Task item: Set down the full listing exactly as given. Any pictures are to be left out.

Supplied records:
+++
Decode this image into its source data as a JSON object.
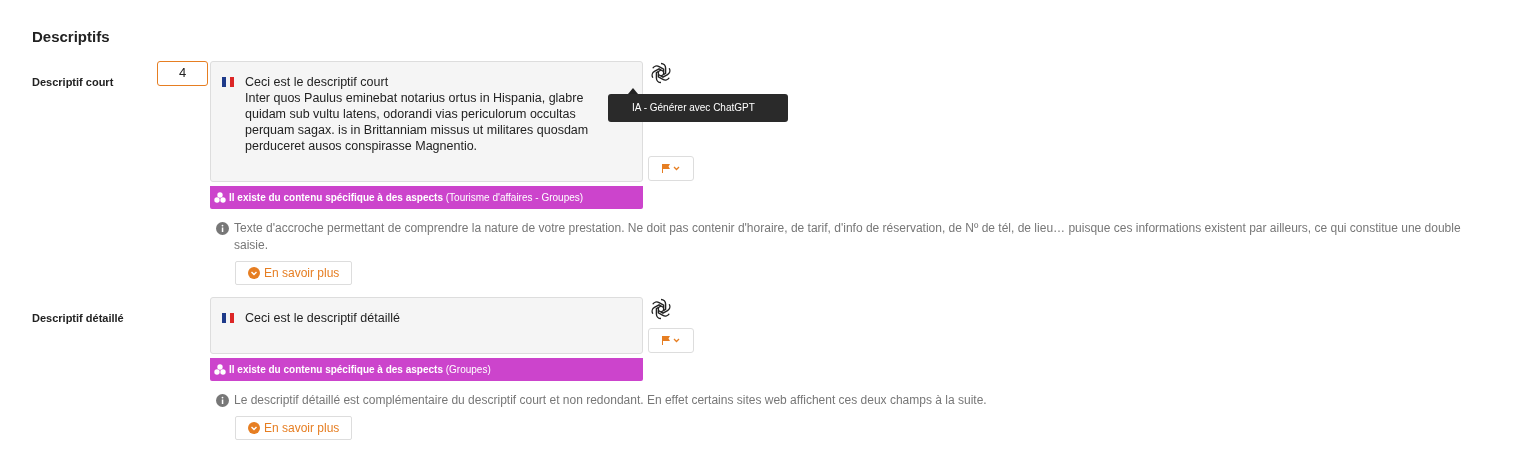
{
  "section_title": "Descriptifs",
  "fields": [
    {
      "label": "Descriptif court",
      "counter": "4",
      "lines": [
        "Ceci est le descriptif court",
        "Inter quos Paulus eminebat notarius ortus in Hispania, glabre",
        "quidam sub vultu latens, odorandi vias periculorum occultas",
        "perquam sagax. is in Brittanniam missus ut militares quosdam",
        "perduceret ausos conspirasse Magnentio."
      ],
      "tooltip": "IA - Générer avec ChatGPT",
      "aspects_label": "Il existe du contenu spécifique à des aspects",
      "aspects_detail": "(Tourisme d'affaires - Groupes)",
      "help": "Texte d'accroche permettant de comprendre la nature de votre prestation. Ne doit pas contenir d'horaire, de tarif, d'info de réservation, de Nº de tél, de lieu… puisque ces informations existent par ailleurs, ce qui constitue une double saisie.",
      "more": "En savoir plus"
    },
    {
      "label": "Descriptif détaillé",
      "lines": [
        "Ceci est le descriptif détaillé"
      ],
      "aspects_label": "Il existe du contenu spécifique à des aspects",
      "aspects_detail": "(Groupes)",
      "help": "Le descriptif détaillé est complémentaire du descriptif court et non redondant. En effet certains sites web affichent ces deux champs à la suite.",
      "more": "En savoir plus"
    }
  ]
}
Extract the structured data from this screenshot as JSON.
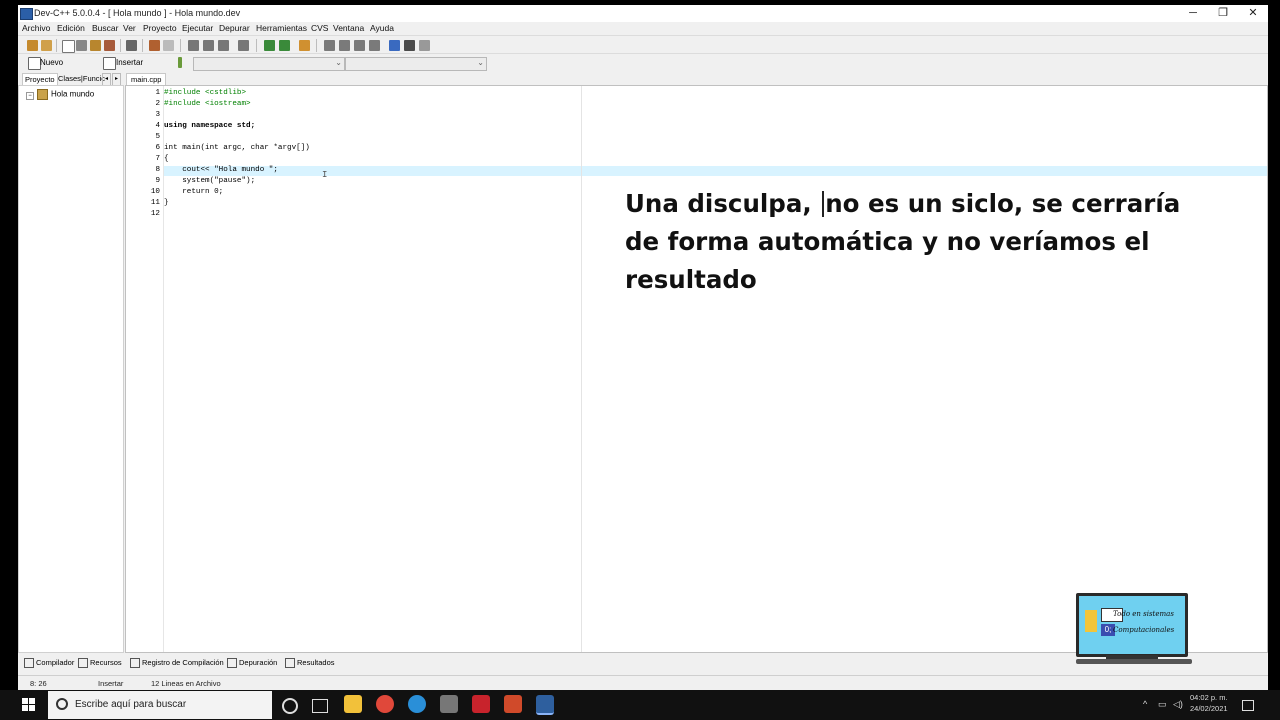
{
  "window": {
    "title": "Dev-C++ 5.0.0.4 - [ Hola mundo ] - Hola mundo.dev",
    "minimize": "─",
    "maximize": "❐",
    "close": "✕"
  },
  "menu": [
    "Archivo",
    "Edición",
    "Buscar",
    "Ver",
    "Proyecto",
    "Ejecutar",
    "Depurar",
    "Herramientas",
    "CVS",
    "Ventana",
    "Ayuda"
  ],
  "toolbar2": {
    "new_label": "Nuevo",
    "insert_label": "Insertar"
  },
  "left_tabs": {
    "project": "Proyecto",
    "classes": "Clases|Funcic"
  },
  "project_tree": {
    "item": "Hola mundo",
    "expander": "−"
  },
  "editor": {
    "tab": "main.cpp",
    "lines": [
      {
        "n": "1",
        "t": "#include <cstdlib>"
      },
      {
        "n": "2",
        "t": "#include <iostream>"
      },
      {
        "n": "3",
        "t": ""
      },
      {
        "n": "4",
        "t": "using namespace std;"
      },
      {
        "n": "5",
        "t": ""
      },
      {
        "n": "6",
        "t": "int main(int argc, char *argv[])"
      },
      {
        "n": "7",
        "t": "{"
      },
      {
        "n": "8",
        "t": "    cout<< \"Hola mundo \";"
      },
      {
        "n": "9",
        "t": "    system(\"pause\");"
      },
      {
        "n": "10",
        "t": "    return 0;"
      },
      {
        "n": "11",
        "t": "}"
      },
      {
        "n": "12",
        "t": ""
      }
    ]
  },
  "overlay": {
    "part1": "Una disculpa, ",
    "part2": "no es un siclo, se cerraría de forma automática y no veríamos el resultado"
  },
  "logo": {
    "line1": "Todo en sistemas",
    "line2": "Computacionales",
    "badge": "0;"
  },
  "bottom_tabs": [
    "Compilador",
    "Recursos",
    "Registro de Compilación",
    "Depuración",
    "Resultados"
  ],
  "status": {
    "position": "8: 26",
    "mode": "Insertar",
    "lines": "12 Lineas en Archivo"
  },
  "taskbar": {
    "search_placeholder": "Escribe aquí para buscar",
    "time": "04:02 p. m.",
    "date": "24/02/2021"
  }
}
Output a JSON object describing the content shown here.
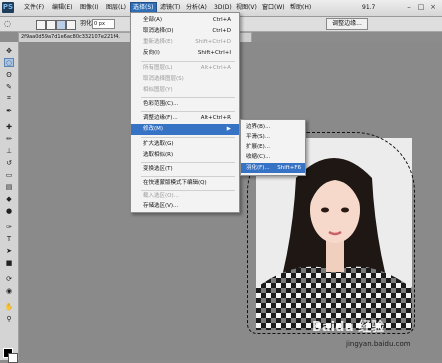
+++
Answer box:
Decode this image into its source data as a JSON object.
{
  "section_title": "Descriptifs",
  "fields": [
    {
      "label": "Descriptif court",
      "counter": "4",
      "lines": [
        "Ceci est le descriptif court",
        "Inter quos Paulus eminebat notarius ortus in Hispania, glabre",
        "quidam sub vultu latens, odorandi vias periculorum occultas",
        "perquam sagax. is in Brittanniam missus ut militares quosdam",
        "perduceret ausos conspirasse Magnentio."
      ],
      "tooltip": "IA - Générer avec ChatGPT",
      "aspects_label": "Il existe du contenu spécifique à des aspects",
      "aspects_detail": "(Tourisme d'affaires - Groupes)",
      "help": "Texte d'accroche permettant de comprendre la nature de votre prestation. Ne doit pas contenir d'horaire, de tarif, d'info de réservation, de Nº de tél, de lieu… puisque ces informations existent par ailleurs, ce qui constitue une double saisie.",
      "more": "En savoir plus"
    },
    {
      "label": "Descriptif détaillé",
      "lines": [
        "Ceci est le descriptif détaillé"
      ],
      "aspects_label": "Il existe du contenu spécifique à des aspects",
      "aspects_detail": "(Groupes)",
      "help": "Le descriptif détaillé est complémentaire du descriptif court et non redondant. En effet certains sites web affichent ces deux champs à la suite.",
      "more": "En savoir plus"
    }
  ]
}
Extract the structured data from this screenshot as JSON.
{
  "window": {
    "title": "Dev-C++ 5.0.0.4 - [ Hola mundo ] - Hola mundo.dev",
    "minimize": "─",
    "maximize": "❐",
    "close": "✕"
  },
  "menu": [
    "Archivo",
    "Edición",
    "Buscar",
    "Ver",
    "Proyecto",
    "Ejecutar",
    "Depurar",
    "Herramientas",
    "CVS",
    "Ventana",
    "Ayuda"
  ],
  "toolbar2": {
    "new_label": "Nuevo",
    "insert_label": "Insertar"
  },
  "left_tabs": {
    "project": "Proyecto",
    "classes": "Clases|Funcic"
  },
  "project_tree": {
    "item": "Hola mundo",
    "expander": "−"
  },
  "editor": {
    "tab": "main.cpp",
    "lines": [
      {
        "n": "1",
        "t": "#include <cstdlib>"
      },
      {
        "n": "2",
        "t": "#include <iostream>"
      },
      {
        "n": "3",
        "t": ""
      },
      {
        "n": "4",
        "t": "using namespace std;"
      },
      {
        "n": "5",
        "t": ""
      },
      {
        "n": "6",
        "t": "int main(int argc, char *argv[])"
      },
      {
        "n": "7",
        "t": "{"
      },
      {
        "n": "8",
        "t": "    cout<< \"Hola mundo \";"
      },
      {
        "n": "9",
        "t": "    system(\"pause\");"
      },
      {
        "n": "10",
        "t": "    return 0;"
      },
      {
        "n": "11",
        "t": "}"
      },
      {
        "n": "12",
        "t": ""
      }
    ]
  },
  "overlay": {
    "part1": "Una disculpa, ",
    "part2": "no es un siclo, se cerraría de forma automática y no veríamos el resultado"
  },
  "logo": {
    "line1": "Todo en sistemas",
    "line2": "Computacionales",
    "badge": "0;"
  },
  "bottom_tabs": [
    "Compilador",
    "Recursos",
    "Registro de Compilación",
    "Depuración",
    "Resultados"
  ],
  "status": {
    "position": "8: 26",
    "mode": "Insertar",
    "lines": "12 Lineas en Archivo"
  },
  "taskbar": {
    "search_placeholder": "Escribe aquí para buscar",
    "time": "04:02 p. m.",
    "date": "24/02/2021"
  }
}
Output a JSON object describing the content shown here.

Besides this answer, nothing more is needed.